So here’s a fairly quick post to quickly breakdown why we need to exfoliate and the difference between physical and chemical exfoliation, plus a few product suggestions for both categories. Let’s go!
Our skin goes through a process where it repairs itself—out with old, in with the new—it’s a cycle that differs from person to person and slows down as we age, but the average is every 5-6 weeks. Within that process, we lose (on average) almost a million dead skin cells each day (and if you want to be grossed out and yet intrigued, google to see where some of those dead skin cells wind up :x). Sometimes some of those dead skin cells don’t shed and stay on top of the skin’s surface making you look dull and less radiant. Not only does this accumulation of dead skin cells dull your shine, it also makes it harder for your skincare products to work because they have to fight through all that gunk. Blah.
But this is where exfoliation comes into play. It helps rid the skin of that layer of dead skin cells that is blocking your shine. And while it doesn’t directly treat things like dark spots and acne, it DOES help your treatment products better penetrate the skin.
There are two different types of exfoliators: physical and chemical.
Physical exfoliants sound just like their name denotes: they physically exfoliate the skin. Think of scrubs and devices that do the physical handiwork of exfoliating the skin. It’s VERY important to make sure the physical exfoliant you use is made of fine granules—anything too big or too rough can damage the skin (um, talk about tears and scratches—then you have to do the most to heal that and then still take care of your skin after). A physical exfoliant product that I’m loving at the moment is Tata Harper Regenerating Cleanser, but there are TOOOONS of physical exfoliants out there on the market at various price points.
Chemical exfoliants sound harsher than they are. A chemical exfoliant helps to exfoliate the skin and can sometimes go deeper than a physical exfoliant, without physically scrubbing the skin.

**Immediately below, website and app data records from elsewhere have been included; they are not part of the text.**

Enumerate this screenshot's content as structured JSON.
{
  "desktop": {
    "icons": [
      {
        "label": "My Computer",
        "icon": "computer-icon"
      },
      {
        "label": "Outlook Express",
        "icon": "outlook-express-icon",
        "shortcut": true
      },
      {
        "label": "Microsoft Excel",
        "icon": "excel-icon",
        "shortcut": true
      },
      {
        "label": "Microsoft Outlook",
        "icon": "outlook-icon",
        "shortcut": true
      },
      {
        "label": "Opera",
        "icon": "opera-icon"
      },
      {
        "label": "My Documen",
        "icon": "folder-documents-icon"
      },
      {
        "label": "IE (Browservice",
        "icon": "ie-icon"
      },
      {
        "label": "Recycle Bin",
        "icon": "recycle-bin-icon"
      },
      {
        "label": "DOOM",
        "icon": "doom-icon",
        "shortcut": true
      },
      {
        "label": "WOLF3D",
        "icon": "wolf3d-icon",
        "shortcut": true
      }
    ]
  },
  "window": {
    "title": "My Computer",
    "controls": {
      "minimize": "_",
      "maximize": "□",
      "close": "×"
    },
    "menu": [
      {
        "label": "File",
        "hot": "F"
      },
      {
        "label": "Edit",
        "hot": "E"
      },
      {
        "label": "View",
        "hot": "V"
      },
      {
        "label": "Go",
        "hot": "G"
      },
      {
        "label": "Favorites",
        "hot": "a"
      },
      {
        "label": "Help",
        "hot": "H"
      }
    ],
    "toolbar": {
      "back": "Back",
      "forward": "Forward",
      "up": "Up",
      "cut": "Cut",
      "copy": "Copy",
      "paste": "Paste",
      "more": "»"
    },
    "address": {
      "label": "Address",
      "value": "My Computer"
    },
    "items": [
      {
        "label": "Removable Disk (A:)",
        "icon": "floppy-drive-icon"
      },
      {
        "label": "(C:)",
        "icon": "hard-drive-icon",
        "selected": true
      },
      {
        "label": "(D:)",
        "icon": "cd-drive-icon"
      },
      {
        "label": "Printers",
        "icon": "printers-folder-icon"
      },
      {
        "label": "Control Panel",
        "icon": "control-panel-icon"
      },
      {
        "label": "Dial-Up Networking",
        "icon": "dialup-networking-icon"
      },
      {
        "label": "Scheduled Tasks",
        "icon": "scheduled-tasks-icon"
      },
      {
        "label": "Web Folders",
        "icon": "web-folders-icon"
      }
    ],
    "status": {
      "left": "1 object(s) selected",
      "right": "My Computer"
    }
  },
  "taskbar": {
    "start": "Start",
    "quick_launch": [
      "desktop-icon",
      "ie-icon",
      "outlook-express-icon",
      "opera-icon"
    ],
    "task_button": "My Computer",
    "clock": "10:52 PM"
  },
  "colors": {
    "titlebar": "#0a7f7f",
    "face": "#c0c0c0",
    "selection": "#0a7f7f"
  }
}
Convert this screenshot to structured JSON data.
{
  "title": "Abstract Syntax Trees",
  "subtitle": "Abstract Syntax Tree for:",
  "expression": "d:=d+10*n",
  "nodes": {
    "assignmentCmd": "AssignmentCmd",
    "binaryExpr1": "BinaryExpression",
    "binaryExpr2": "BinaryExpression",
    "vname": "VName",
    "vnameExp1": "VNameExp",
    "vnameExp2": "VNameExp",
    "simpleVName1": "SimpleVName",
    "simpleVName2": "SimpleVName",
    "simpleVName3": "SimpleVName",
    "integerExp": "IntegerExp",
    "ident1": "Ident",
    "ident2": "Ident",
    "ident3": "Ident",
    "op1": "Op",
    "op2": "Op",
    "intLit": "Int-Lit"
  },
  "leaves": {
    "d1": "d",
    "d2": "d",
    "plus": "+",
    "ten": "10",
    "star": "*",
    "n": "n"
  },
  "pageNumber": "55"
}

Chemical exfoliants can include salicylic acid, glycolic acid, lactic acid, mandelic acid, etc. Some chemical exfoliants I’ve used in the past and love include Perricone Blue Plasma and Dr. Dennis Gross Universal Daily Peel among others.
Which one you use really depends on your own preferences. Some people are more sensitive to scrubs (not to mention there’s the chance of you going HAM and cutting your skin) while some people are sensitive to certain acids (if you’re new to acids—and no, it’s not like the acid you’re thinking of—it’s best to start out with a lower concentration and then work your way up).
One way to help you narrow things down is to make a list of your skin type and current skin concerns—then go on Sephora.com and filter through the exfoliants that speak to your skin type and current skin concerns and get samples in-store of the ones that seem to be the best match. Do a patch test to make sure you don’t have any adverse reactions and see which formulas you tend to gravitate towards the most before settling on a full size product. Now if you find one you like but it’s not in your budget, make note of the ingredients and shop similar ones at the drugstore and also health stores as they tend to carry brands like Reviva Labs, Derma e, Jason, etc. that have exfoliating products that are more pocket-friendly.
There’s also a quiz on the Sephora site that can help you find the right exfoliator for you.
How often you exfoliate will depend on your skin type, current skincare needs, your age (the regenerating process slows as we age), and sometimes even what the weather is like where you live. Our skin regenerating process also slows in the colder months. But on average, you should not be exfoliating more than 2-3 times per week. Over exfoliate your skin and you could cause tears in the skin that can cause WAY more issues than you started out with. You definitely DON’T want that.
So that’s exfoliation in a nutshell. There are more advanced types of exfoliation that you can have done at the care of a licensed skin professional (esthetician or dermatologist) which includes, if the person deems it fit for your skin, higher percentages of acids or more aggressive treatments. The conversation about what’s right for you when it comes to that is one to have with your esthetician or derm.
Shop some physical and chemical exfoliators in the widget below:
(be sure to use the arrow to scroll through the entire widget as there is more product to browse than the first page)